By Jenn Watt
It hadn’t been an hour since I discussed this week’s story about a phone scam with reporter Sue Tiffin when I became the target of a scam myself.
Stunned at the brazen nature of the con artist who dialed up West Guilford resident Eleanor Cooper, posing as her grandson in desperate need of funds to avoid a night in jail, I couldn’t believe how low some people would stoop to make money.
I was busy with several other things – writing a story, consulting with co-workers, editing the paper – when a new message popped into my inbox from the president of a board on which I serve.
“Good morning Jenn,” the message appearing under the name of the board president read, “Are you free at the moment? Let me know.” The message was followed by his name and address.
Without giving it a second thought, I responded that I soon would be free and provided my number for him to call.
It wasn’t five minutes later I received a follow-up email: “I’m currently away for a conference In a Session right now. I will call you when I get home to discuss. However, Please can you do a bill payment(e-transfer) to someone? It’s imperative the payment goes out today and [the board treasurer] is not available to send out the payment at the moment. Can you possibly process the Interac transfer? You will be reimbursed.”
At this point, I was wise to the scam; the president’s email address didn’t look official and his normal signature wasn’t at the bottom. Unfortunately, I had responded providing my phone number and within 30 minutes I received a call from an unknown number. I didn’t answer and they didn’t leave a message.
Caught during a moment when my mind was elsewhere and thanks to the kind of information about people that can easily be found online, I was lured into replying to a scammer. Just as when Eleanor received a call in the early morning, with the person on the other end raising alarm with his panicked plea, she was lured by her scammer.
It can be as easy as that.
Anecdotally, it seems fraudsters are quite active right now, so we must all be diligent about these scams. Read up on them by reviewing Sue’s story and if you’re at all unsure about the call or email you’re getting, talk to a trusted friend or family member about it before agreeing to anything.

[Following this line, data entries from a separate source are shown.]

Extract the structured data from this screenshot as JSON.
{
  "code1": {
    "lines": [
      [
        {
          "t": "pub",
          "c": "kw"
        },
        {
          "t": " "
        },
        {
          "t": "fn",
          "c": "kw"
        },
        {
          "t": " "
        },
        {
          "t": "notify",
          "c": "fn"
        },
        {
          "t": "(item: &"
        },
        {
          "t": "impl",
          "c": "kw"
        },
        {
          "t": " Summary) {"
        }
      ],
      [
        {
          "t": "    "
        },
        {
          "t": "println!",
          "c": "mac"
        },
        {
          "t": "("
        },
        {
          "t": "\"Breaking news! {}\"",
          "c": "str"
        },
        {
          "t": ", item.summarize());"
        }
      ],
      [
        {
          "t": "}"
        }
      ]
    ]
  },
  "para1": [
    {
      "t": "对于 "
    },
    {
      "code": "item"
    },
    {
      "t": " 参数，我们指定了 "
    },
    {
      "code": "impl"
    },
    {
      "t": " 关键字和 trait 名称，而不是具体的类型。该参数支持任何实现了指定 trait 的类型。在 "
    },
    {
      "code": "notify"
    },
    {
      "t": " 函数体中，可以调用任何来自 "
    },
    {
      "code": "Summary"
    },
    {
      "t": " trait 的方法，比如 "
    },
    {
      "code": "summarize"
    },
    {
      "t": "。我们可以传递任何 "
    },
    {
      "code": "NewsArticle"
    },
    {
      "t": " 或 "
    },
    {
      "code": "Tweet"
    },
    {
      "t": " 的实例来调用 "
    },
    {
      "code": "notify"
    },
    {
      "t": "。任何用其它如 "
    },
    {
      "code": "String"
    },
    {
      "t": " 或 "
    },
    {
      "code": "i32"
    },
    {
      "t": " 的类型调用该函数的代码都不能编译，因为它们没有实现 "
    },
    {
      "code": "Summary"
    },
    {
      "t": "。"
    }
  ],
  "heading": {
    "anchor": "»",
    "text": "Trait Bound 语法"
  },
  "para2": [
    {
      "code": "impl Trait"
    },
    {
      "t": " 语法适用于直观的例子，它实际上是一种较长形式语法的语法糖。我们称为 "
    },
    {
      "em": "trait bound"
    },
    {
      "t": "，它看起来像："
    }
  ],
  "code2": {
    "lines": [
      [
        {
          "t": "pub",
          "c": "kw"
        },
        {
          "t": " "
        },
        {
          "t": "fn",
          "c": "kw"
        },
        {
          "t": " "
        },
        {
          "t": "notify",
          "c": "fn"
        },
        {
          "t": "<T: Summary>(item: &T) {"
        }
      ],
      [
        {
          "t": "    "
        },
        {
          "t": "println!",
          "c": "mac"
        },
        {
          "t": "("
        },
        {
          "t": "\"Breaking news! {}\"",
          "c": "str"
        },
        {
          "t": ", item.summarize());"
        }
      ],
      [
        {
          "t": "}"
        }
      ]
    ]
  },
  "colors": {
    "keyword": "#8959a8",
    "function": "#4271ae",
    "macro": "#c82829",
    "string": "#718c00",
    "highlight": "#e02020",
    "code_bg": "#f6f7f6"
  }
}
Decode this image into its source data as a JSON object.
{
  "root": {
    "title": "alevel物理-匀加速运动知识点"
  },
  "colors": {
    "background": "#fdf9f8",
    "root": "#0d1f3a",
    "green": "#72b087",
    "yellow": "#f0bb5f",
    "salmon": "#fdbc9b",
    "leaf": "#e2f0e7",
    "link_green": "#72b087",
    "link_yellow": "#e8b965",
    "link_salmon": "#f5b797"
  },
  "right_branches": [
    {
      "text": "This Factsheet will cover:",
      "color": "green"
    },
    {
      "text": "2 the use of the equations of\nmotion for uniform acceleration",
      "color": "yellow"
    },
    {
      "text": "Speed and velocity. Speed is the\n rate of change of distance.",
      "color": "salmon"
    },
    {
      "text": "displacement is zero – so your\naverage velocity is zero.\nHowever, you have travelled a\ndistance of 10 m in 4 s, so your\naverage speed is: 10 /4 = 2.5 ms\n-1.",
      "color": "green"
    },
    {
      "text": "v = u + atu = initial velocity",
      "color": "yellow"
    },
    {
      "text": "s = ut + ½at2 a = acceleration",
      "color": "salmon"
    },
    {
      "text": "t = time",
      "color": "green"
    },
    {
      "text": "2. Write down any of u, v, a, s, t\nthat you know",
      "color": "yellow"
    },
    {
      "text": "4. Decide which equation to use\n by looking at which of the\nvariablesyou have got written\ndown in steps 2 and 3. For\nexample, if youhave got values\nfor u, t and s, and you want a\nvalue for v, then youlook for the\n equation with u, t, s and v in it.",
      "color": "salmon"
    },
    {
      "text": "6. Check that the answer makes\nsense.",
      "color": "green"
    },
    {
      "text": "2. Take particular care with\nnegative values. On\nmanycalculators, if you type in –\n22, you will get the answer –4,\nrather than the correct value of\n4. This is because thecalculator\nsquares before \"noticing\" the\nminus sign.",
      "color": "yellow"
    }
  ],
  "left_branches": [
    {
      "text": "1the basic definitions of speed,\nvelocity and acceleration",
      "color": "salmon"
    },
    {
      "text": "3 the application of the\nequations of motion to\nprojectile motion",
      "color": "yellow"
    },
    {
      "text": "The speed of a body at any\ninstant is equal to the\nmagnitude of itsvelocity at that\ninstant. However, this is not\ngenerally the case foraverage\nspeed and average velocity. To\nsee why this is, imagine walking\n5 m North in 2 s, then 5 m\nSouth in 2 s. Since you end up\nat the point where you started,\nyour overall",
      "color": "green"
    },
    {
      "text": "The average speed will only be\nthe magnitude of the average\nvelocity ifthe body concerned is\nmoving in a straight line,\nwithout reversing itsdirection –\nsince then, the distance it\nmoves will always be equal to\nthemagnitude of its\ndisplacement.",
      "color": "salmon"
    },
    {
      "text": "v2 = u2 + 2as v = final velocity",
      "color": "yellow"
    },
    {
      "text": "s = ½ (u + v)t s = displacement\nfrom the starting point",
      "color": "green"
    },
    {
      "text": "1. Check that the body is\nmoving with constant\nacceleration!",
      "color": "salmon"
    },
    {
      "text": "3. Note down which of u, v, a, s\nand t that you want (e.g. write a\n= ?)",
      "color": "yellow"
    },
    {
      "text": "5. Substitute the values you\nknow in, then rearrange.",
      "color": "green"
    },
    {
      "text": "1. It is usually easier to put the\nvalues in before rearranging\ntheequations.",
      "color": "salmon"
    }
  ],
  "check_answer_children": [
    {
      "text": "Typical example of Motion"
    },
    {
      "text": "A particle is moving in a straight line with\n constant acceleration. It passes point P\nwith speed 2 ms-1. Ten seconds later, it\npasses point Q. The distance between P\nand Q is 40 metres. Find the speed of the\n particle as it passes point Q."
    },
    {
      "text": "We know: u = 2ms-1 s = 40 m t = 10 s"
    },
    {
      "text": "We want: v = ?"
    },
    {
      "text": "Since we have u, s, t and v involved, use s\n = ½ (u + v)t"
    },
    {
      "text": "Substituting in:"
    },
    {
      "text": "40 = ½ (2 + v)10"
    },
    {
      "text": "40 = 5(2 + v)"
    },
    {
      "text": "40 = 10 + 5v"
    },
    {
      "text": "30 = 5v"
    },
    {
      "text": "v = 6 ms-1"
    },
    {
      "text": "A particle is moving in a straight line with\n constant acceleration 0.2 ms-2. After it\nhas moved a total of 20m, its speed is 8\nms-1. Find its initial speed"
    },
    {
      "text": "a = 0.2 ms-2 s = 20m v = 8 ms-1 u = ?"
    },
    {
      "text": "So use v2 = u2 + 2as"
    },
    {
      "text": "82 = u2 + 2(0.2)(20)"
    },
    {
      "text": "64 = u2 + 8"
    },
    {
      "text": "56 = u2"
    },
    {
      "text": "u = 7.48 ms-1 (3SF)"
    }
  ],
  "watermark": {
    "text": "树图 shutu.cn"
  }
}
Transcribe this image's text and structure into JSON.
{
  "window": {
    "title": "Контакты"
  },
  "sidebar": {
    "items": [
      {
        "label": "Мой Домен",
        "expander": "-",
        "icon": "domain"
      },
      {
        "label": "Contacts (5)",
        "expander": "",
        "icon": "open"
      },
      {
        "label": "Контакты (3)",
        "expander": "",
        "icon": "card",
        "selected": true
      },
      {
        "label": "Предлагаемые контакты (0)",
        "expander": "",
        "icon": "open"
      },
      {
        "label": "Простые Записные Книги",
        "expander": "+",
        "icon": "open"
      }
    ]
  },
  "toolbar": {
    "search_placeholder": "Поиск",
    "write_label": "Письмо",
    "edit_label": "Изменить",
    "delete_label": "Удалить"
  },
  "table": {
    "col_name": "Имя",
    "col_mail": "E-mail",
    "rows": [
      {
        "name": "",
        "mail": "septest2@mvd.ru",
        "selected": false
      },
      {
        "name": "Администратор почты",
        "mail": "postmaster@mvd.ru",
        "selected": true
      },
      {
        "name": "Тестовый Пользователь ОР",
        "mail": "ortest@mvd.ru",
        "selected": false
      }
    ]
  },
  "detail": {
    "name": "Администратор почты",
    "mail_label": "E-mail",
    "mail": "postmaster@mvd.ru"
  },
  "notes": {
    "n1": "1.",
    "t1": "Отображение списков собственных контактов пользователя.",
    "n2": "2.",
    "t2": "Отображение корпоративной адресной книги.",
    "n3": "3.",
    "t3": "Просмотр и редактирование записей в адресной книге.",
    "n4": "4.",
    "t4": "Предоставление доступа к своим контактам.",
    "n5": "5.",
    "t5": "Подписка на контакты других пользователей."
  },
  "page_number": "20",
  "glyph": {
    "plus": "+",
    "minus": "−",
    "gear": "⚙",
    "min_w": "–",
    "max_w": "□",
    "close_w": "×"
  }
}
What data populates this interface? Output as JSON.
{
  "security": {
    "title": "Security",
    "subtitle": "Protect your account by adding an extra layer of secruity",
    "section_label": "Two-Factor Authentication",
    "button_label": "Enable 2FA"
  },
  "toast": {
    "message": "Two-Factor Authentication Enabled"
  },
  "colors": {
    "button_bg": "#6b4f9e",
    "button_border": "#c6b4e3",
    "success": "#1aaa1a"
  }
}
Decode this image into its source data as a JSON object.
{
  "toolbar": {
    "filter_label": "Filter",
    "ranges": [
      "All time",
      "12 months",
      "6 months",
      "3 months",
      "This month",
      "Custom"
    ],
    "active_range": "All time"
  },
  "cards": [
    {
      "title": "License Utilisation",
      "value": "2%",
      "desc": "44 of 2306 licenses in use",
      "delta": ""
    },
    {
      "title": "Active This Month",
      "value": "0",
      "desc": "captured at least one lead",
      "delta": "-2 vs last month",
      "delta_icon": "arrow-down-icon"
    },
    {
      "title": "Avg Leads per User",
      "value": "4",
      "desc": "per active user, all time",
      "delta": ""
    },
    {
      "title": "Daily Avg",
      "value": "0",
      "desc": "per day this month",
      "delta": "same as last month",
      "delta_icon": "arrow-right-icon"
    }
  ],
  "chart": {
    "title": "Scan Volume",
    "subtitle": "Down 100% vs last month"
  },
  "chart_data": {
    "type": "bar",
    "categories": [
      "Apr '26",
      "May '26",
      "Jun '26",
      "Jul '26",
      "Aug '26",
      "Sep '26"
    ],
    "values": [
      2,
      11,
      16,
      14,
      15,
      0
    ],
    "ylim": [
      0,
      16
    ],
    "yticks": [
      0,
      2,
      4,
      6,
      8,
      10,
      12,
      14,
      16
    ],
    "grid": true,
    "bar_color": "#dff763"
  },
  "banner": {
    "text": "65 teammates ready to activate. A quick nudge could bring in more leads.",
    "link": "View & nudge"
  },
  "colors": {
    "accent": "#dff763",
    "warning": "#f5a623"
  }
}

Falling for a scam can happen to anyone – the best defence is to become familiar with scammers’ tactics ahead of time and stay on alert.